**Problem to solve:**
Keep the pictures out and restate every record exactly.

**Website and app data records:**
▬▬▬

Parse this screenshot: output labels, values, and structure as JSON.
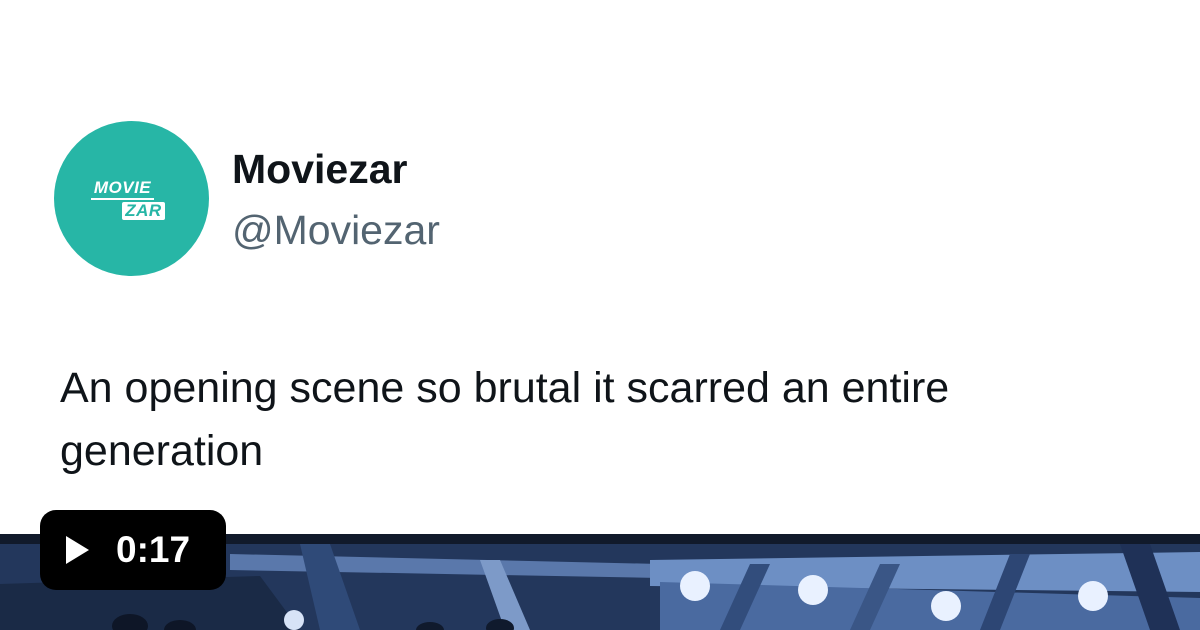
{
  "tweet": {
    "display_name": "Moviezar",
    "handle": "@Moviezar",
    "text": "An opening scene so brutal it scarred an entire generation"
  },
  "avatar": {
    "logo_line1": "MOVIE",
    "logo_line2": "ZAR",
    "color": "#27b6a6"
  },
  "video": {
    "duration": "0:17",
    "play_icon": "play-icon"
  },
  "colors": {
    "text_primary": "#0f1419",
    "text_secondary": "#536471",
    "brand_teal": "#27b6a6",
    "chip_background": "#000000"
  }
}
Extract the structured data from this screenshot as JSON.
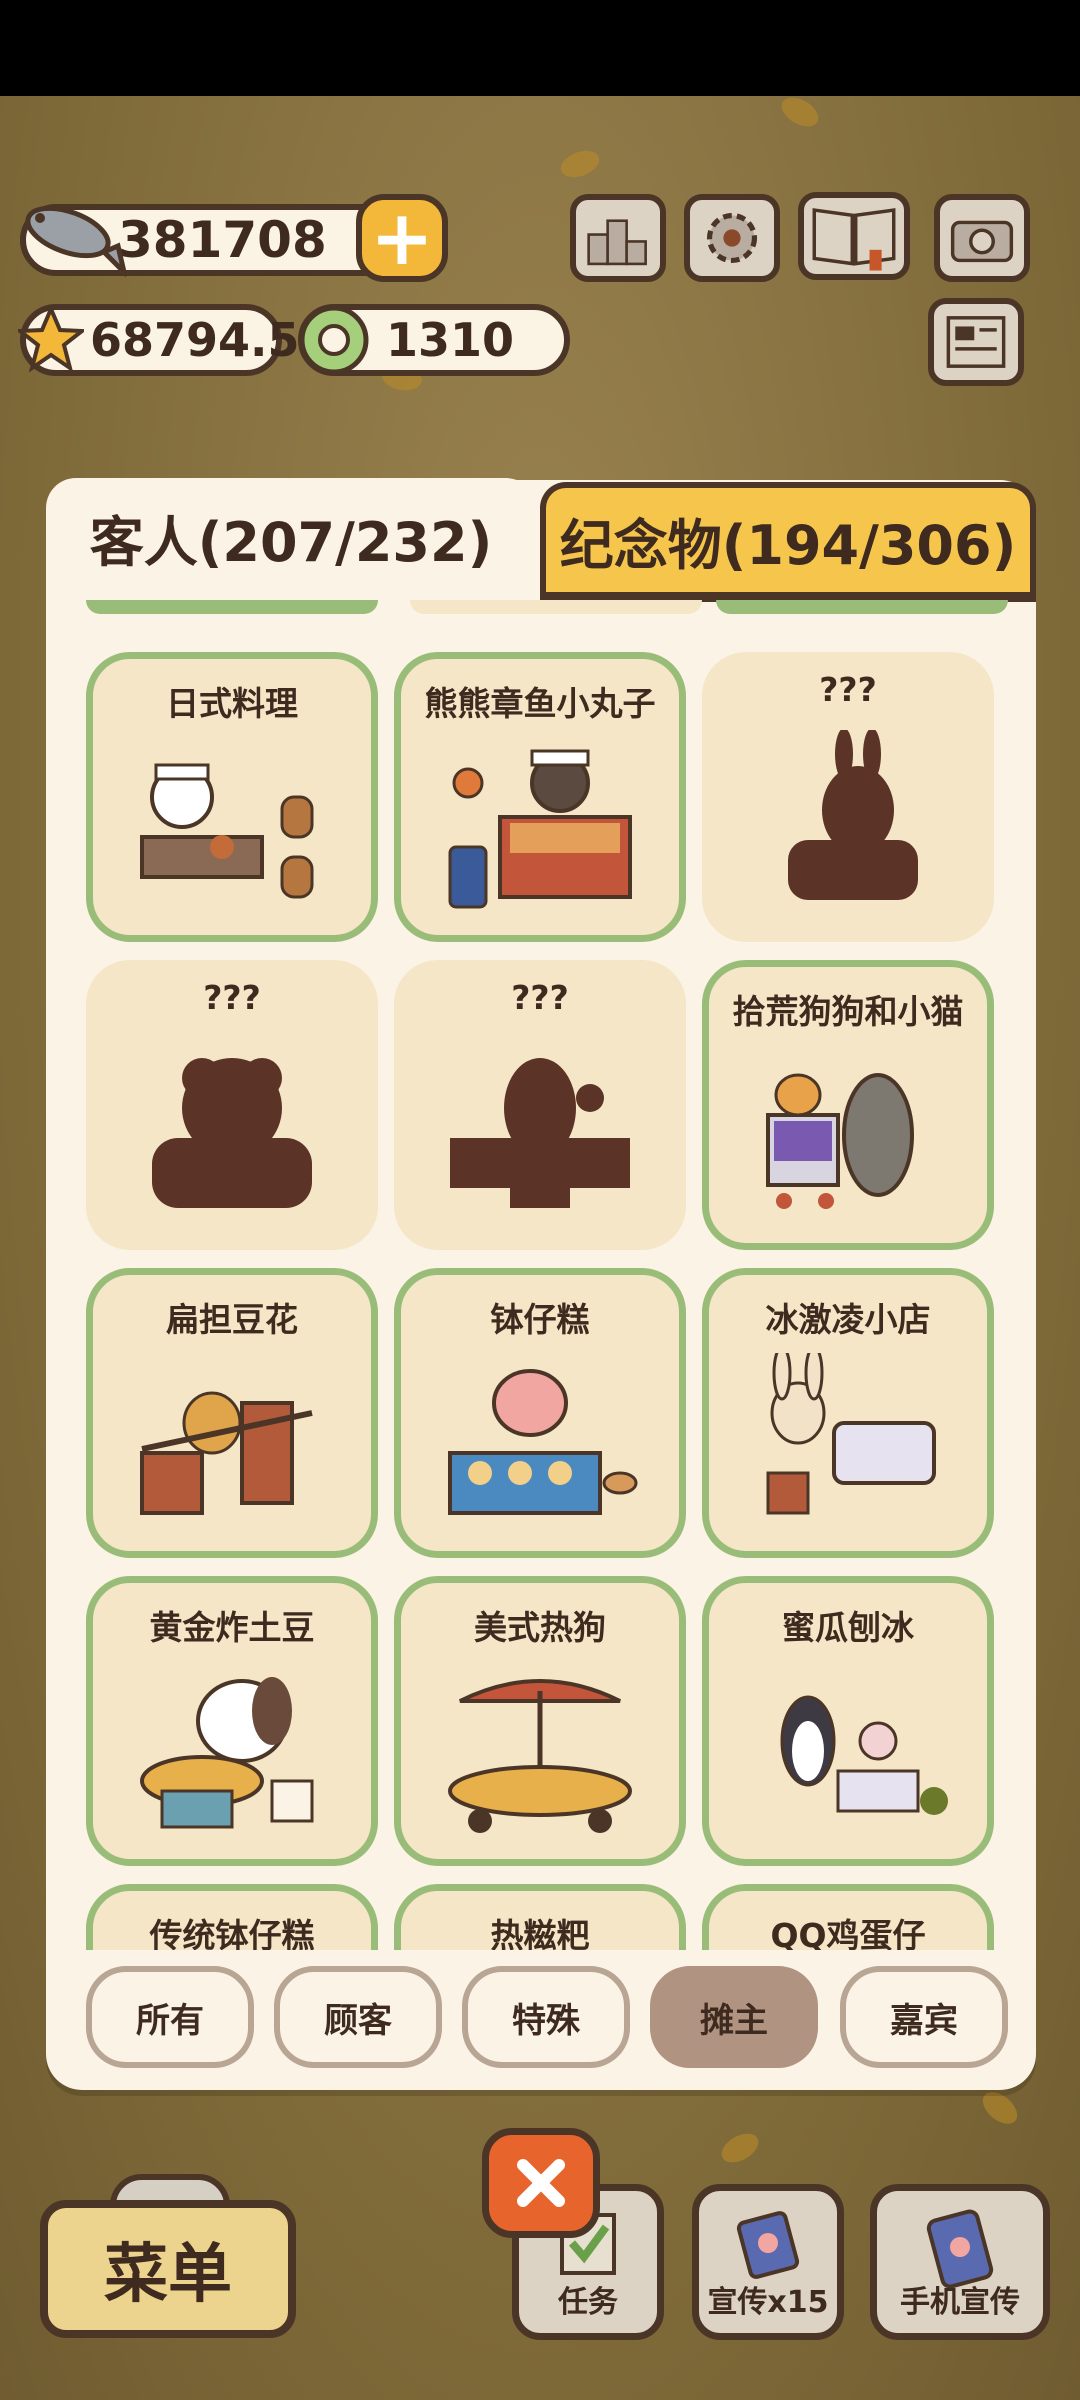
{
  "hud": {
    "fish_count": "381708",
    "star_count": "68794.5",
    "coin_count": "1310"
  },
  "tabs": {
    "guests": "客人(207/232)",
    "souvenirs": "纪念物(194/306)"
  },
  "cards": [
    {
      "title": "日式料理",
      "found": true
    },
    {
      "title": "熊熊章鱼小丸子",
      "found": true
    },
    {
      "title": "???",
      "found": false
    },
    {
      "title": "???",
      "found": false
    },
    {
      "title": "???",
      "found": false
    },
    {
      "title": "拾荒狗狗和小猫",
      "found": true
    },
    {
      "title": "扁担豆花",
      "found": true
    },
    {
      "title": "钵仔糕",
      "found": true
    },
    {
      "title": "冰激凌小店",
      "found": true
    },
    {
      "title": "黄金炸土豆",
      "found": true
    },
    {
      "title": "美式热狗",
      "found": true
    },
    {
      "title": "蜜瓜刨冰",
      "found": true
    },
    {
      "title": "传统钵仔糕",
      "found": true
    },
    {
      "title": "热糍粑",
      "found": true
    },
    {
      "title": "QQ鸡蛋仔",
      "found": true
    }
  ],
  "filters": [
    {
      "label": "所有",
      "active": false
    },
    {
      "label": "顾客",
      "active": false
    },
    {
      "label": "特殊",
      "active": false
    },
    {
      "label": "摊主",
      "active": true
    },
    {
      "label": "嘉宾",
      "active": false
    }
  ],
  "bottom": {
    "menu": "菜单",
    "tasks": "任务",
    "promote": "宣传x15",
    "phone_promote": "手机宣传"
  },
  "colors": {
    "accent_yellow": "#f6c64c",
    "card_border": "#99bd79",
    "close_red": "#e7642c",
    "outline": "#4b3527"
  }
}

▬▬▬

**Response below:**
Parse this screenshot: output labels, values, and structure as JSON.
{
  "tweet": {
    "display_name": "Moviezar",
    "handle": "@Moviezar",
    "text": "An opening scene so brutal it scarred an entire generation"
  },
  "avatar": {
    "logo_line1": "MOVIE",
    "logo_line2": "ZAR",
    "color": "#27b6a6"
  },
  "video": {
    "duration": "0:17",
    "play_icon": "play-icon"
  },
  "colors": {
    "text_primary": "#0f1419",
    "text_secondary": "#536471",
    "brand_teal": "#27b6a6",
    "chip_background": "#000000"
  }
}
Extract the structured data from this screenshot as JSON.
{
  "hud": {
    "fish_count": "381708",
    "star_count": "68794.5",
    "coin_count": "1310"
  },
  "tabs": {
    "guests": "客人(207/232)",
    "souvenirs": "纪念物(194/306)"
  },
  "cards": [
    {
      "title": "日式料理",
      "found": true
    },
    {
      "title": "熊熊章鱼小丸子",
      "found": true
    },
    {
      "title": "???",
      "found": false
    },
    {
      "title": "???",
      "found": false
    },
    {
      "title": "???",
      "found": false
    },
    {
      "title": "拾荒狗狗和小猫",
      "found": true
    },
    {
      "title": "扁担豆花",
      "found": true
    },
    {
      "title": "钵仔糕",
      "found": true
    },
    {
      "title": "冰激凌小店",
      "found": true
    },
    {
      "title": "黄金炸土豆",
      "found": true
    },
    {
      "title": "美式热狗",
      "found": true
    },
    {
      "title": "蜜瓜刨冰",
      "found": true
    },
    {
      "title": "传统钵仔糕",
      "found": true
    },
    {
      "title": "热糍粑",
      "found": true
    },
    {
      "title": "QQ鸡蛋仔",
      "found": true
    }
  ],
  "filters": [
    {
      "label": "所有",
      "active": false
    },
    {
      "label": "顾客",
      "active": false
    },
    {
      "label": "特殊",
      "active": false
    },
    {
      "label": "摊主",
      "active": true
    },
    {
      "label": "嘉宾",
      "active": false
    }
  ],
  "bottom": {
    "menu": "菜单",
    "tasks": "任务",
    "promote": "宣传x15",
    "phone_promote": "手机宣传"
  },
  "colors": {
    "accent_yellow": "#f6c64c",
    "card_border": "#99bd79",
    "close_red": "#e7642c",
    "outline": "#4b3527"
  }
}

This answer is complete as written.